BRAINERD, Minn. -- When the "Sacramento Kid" decided to hop a freight train to the hobo convention here in early May, he donned his overalls and red T-shirt and lit out for the airport.
The airport? Well, there was just no way the 29-year-old computer chip engineer had the time to travel the full distance by boxcar from his California home.
A quick flight to Minneapolis, a warm car ride to the rail yards and there was the Kid --ing alongside a monstrous black train, reaching for a steel ladder above his head. Grabbing the lowest rung, he swung himself up onto a double-decker container car and settled in for a three-hour ride.
The Kid, who asked that his real name not be used because it might interfere with his career, is a new-generation hobo, a linear, if not spiritual, descendant of the destitute men who rode the rails looking for work during the Great Depression.
Unlike their down-on-their-luck predecessors, today's "hobos" are just as likely to be restless yuppies who carry high-tech scanners to eavesdrop on train engineers and American Express cards in case they get thrown off.
Despite that, they insist they share a bond with the Depression-era tramps.
In fact, it is the often-affluent rail aficionados who are championing the older hobos these days, holding celebrations all over the country to restore the reputation of what they say is TC fading American folk hero.
Hobos are too often confused with homeless beggars, they say, when they were in fact self-reliant migrant workers with a code of honor and sense of brotherhood.
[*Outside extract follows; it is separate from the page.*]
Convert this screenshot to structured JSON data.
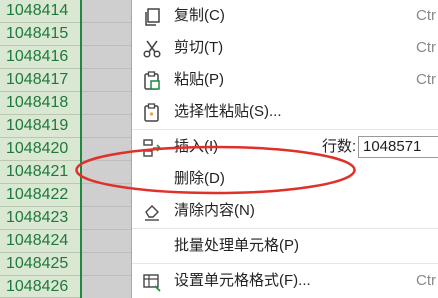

"The hobo was never a homeless person except by choice," said Garth Bishop, who calls himself "Captain Cook" in the hobo tradition of taking a nickname to obscure a troubled past -- which in Mr. Bishop's case, is nothing worse than working in publishing in Los Angeles. "He would hop the next train to the next job. It was just a chosen means of transportation."
To promote the hobo cause, a handful of nostalgia buffs have founded the Hobo Association, many of whose 5,000 members have never ridden the rails. There is also the Hobo Times, a six-issue-a-year publication that includes tips on hopping freights while officially discouraging the practice, since it is illegal -- and lists of forthcoming celebrations.
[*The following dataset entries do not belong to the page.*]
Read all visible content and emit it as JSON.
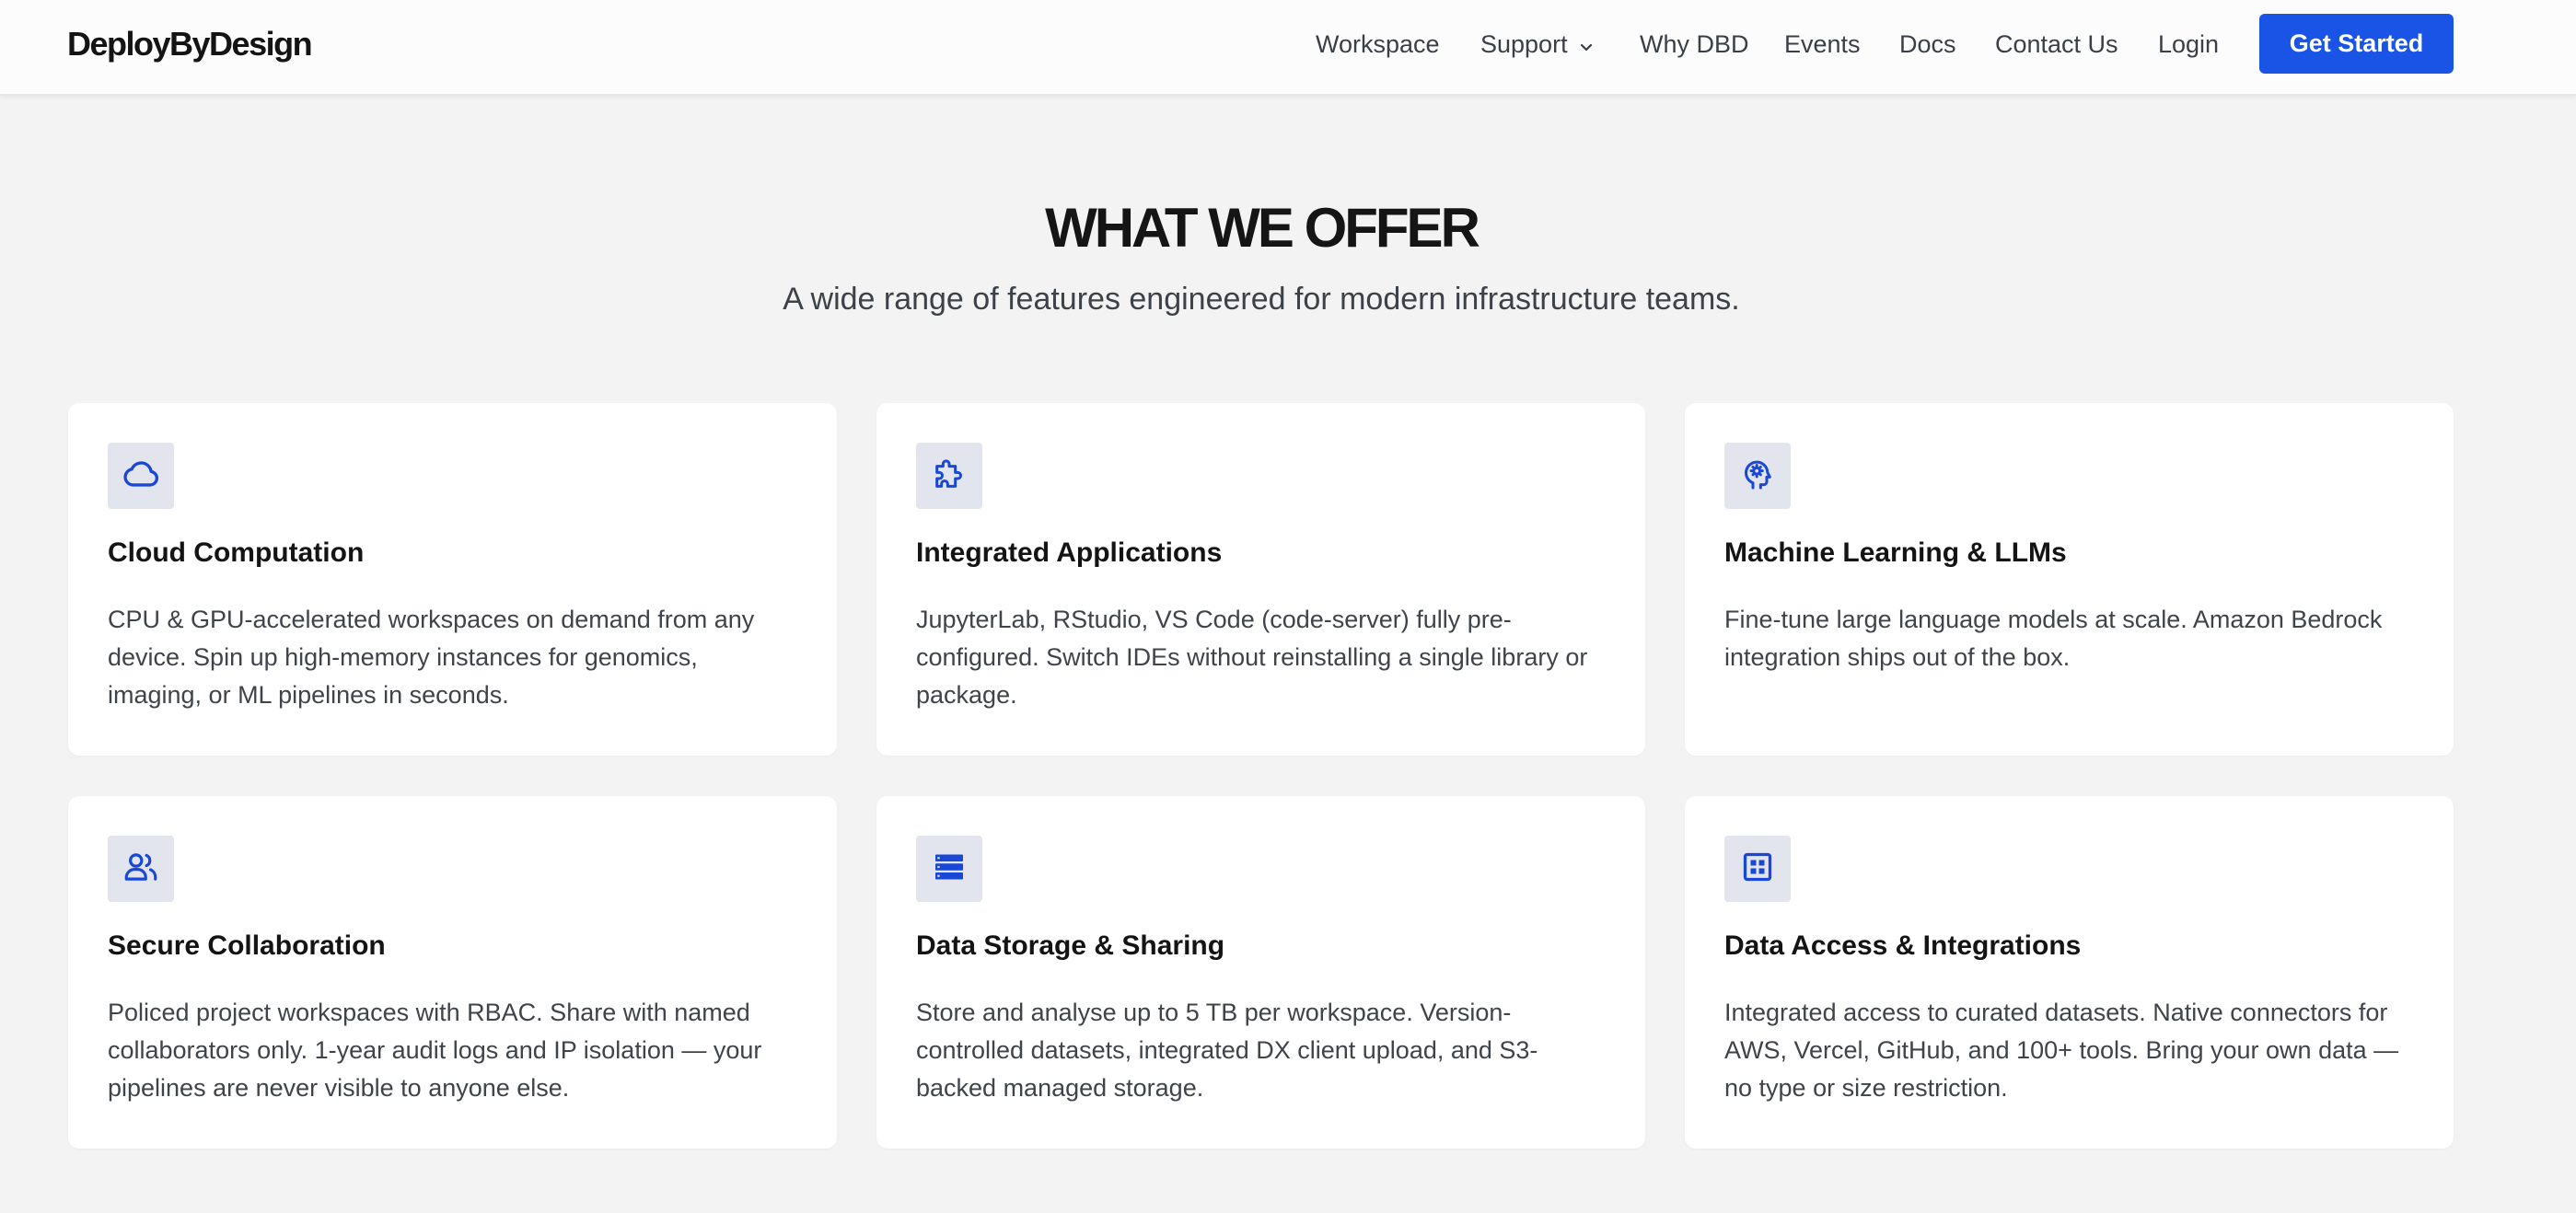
{
  "header": {
    "logo": "DeployByDesign",
    "nav": [
      {
        "label": "Workspace"
      },
      {
        "label": "Support"
      },
      {
        "label": "Why DBD"
      },
      {
        "label": "Events"
      },
      {
        "label": "Docs"
      },
      {
        "label": "Contact Us"
      },
      {
        "label": "Login"
      }
    ],
    "cta_label": "Get Started"
  },
  "section": {
    "title": "WHAT WE OFFER",
    "subtitle": "A wide range of features engineered for modern infrastructure teams."
  },
  "features": [
    {
      "icon": "cloud-icon",
      "title": "Cloud Computation",
      "description": "CPU & GPU-accelerated workspaces on demand from any device. Spin up high-memory instances for genomics, imaging, or ML pipelines in seconds."
    },
    {
      "icon": "puzzle-icon",
      "title": "Integrated Applications",
      "description": "JupyterLab, RStudio, VS Code (code-server) fully pre-configured. Switch IDEs without reinstalling a single library or package."
    },
    {
      "icon": "brain-gear-icon",
      "title": "Machine Learning & LLMs",
      "description": "Fine-tune large language models at scale. Amazon Bedrock integration ships out of the box."
    },
    {
      "icon": "users-icon",
      "title": "Secure Collaboration",
      "description": "Policed project workspaces with RBAC. Share with named collaborators only. 1-year audit logs and IP isolation — your pipelines are never visible to anyone else."
    },
    {
      "icon": "server-icon",
      "title": "Data Storage & Sharing",
      "description": "Store and analyse up to 5 TB per workspace. Version-controlled datasets, integrated DX client upload, and S3-backed managed storage."
    },
    {
      "icon": "grid-icon",
      "title": "Data Access & Integrations",
      "description": "Integrated access to curated datasets. Native connectors for AWS, Vercel, GitHub, and 100+ tools. Bring your own data — no type or size restriction."
    }
  ],
  "colors": {
    "accent": "#1a54e6",
    "icon_stroke": "#1a48d6",
    "icon_tile": "#e2e4ee",
    "page_background": "#f2f3f2"
  }
}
There is even an 800 number for more information: (800) 622-HOBO.
"These guys are doing a great job," said Guitar Whitey, a 72-year-old hobo who still rides six months a year.
Bobb Hopkins, 44, is one of the new breed who rides the rails for sheer joy, and at his own convenience. He's never begged a sandwich or passed a bottle of muscatel, yet loves the feel of a boxcar. "It's like a symphony of sounds," said Mr. Hopkins, "the tick-tick of the rail, the wind, the horn . . . ."
To reach a hobo celebration held in Brainerd earlier this month, Mr. Hopkins took a redeye flight from his home in Los Angeles, where he writes screenplays.
He arrived at Minneapolis airport about 7:15 a.m., dressed in his train-riding clothes: freshly washed blue jeans, a flannel shirt and suspenders, work boots. He carried an Instamatic camera. With him were three other hobo hobbyists, including "Captain Cook" Bishop, the editor of the Hobo Times, and Bob "Itchy Foot" Spediacci, vice president of California Express courier service.
The group headed immediately for the Alamo car rental counter, where they rented a white Cadillac. "More room," explained Mr. Hopkins.
Mr. Hopkins tried to explain the appeal of hopping trains.
"It's one of the few things you can do in a technological age that is truly independent," he said.
Guitar Whitey said there was an illicit lure to rail hopping.
"The part that gives it the flavor is the part that it's illegal," said Whitey. "It's dangerous, it's dirty, and any number of things could go wrong. If it was all cut and dried, there wouldn't be anything to it."
Along with the weekend hobos like Mr. Hopkins and his friends, the gatherings attract more authentic tramps, some of whom seem a little confounded by their new, yuppie brethren.
Sitting on a bar stool in Brainerd, for instance, was Ernest Hanson, 83, who rode the rails 60 years ago when they were steam trains.
Looking around him at the newer, younger professionals drinking imported beer, he smiled and said only, "I think they're enjoying it, and that's fine."